Content starts

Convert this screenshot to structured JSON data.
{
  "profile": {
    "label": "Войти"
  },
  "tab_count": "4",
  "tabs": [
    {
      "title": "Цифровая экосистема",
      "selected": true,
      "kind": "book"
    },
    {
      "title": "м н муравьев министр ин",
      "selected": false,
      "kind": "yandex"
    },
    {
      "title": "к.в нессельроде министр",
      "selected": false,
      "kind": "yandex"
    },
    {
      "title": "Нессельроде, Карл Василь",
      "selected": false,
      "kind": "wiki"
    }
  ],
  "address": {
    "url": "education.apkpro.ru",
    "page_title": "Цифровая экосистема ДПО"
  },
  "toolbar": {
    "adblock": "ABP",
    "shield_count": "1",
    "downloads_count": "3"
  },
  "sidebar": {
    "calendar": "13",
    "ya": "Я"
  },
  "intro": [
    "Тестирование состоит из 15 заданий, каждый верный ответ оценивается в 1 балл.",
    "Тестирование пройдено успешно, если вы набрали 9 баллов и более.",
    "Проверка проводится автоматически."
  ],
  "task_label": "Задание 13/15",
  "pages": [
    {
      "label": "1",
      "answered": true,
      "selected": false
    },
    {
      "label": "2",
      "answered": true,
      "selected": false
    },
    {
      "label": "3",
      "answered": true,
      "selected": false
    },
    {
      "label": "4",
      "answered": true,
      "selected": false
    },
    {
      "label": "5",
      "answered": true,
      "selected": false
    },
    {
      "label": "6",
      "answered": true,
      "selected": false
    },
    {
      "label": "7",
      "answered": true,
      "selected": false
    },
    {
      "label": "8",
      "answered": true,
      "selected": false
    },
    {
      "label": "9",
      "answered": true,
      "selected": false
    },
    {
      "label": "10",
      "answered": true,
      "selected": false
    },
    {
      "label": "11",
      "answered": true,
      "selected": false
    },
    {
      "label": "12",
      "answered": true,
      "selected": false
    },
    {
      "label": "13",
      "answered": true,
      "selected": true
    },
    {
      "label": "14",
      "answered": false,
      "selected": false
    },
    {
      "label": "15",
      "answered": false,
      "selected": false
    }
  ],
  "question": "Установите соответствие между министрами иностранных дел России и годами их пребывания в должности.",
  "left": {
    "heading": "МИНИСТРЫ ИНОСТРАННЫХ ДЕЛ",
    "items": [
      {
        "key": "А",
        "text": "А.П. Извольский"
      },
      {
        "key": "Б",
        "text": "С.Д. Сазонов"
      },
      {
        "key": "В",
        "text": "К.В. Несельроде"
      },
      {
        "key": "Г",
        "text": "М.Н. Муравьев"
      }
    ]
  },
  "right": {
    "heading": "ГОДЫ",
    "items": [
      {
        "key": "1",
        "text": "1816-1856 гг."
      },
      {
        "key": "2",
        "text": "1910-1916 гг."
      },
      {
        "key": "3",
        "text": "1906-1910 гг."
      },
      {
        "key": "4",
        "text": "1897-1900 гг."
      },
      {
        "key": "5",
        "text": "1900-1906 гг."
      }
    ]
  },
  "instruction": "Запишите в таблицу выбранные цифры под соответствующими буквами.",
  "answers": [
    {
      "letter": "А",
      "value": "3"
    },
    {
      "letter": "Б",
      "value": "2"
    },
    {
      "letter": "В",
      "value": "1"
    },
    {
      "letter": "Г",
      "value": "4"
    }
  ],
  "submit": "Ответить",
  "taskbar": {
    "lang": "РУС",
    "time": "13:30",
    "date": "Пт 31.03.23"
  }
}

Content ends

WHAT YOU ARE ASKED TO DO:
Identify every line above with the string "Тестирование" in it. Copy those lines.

EXERCISE OUTPUT:
    "Тестирование состоит из 15 заданий, каждый верный ответ оценивается в 1 балл.",
    "Тестирование пройдено успешно, если вы набрали 9 баллов и более.",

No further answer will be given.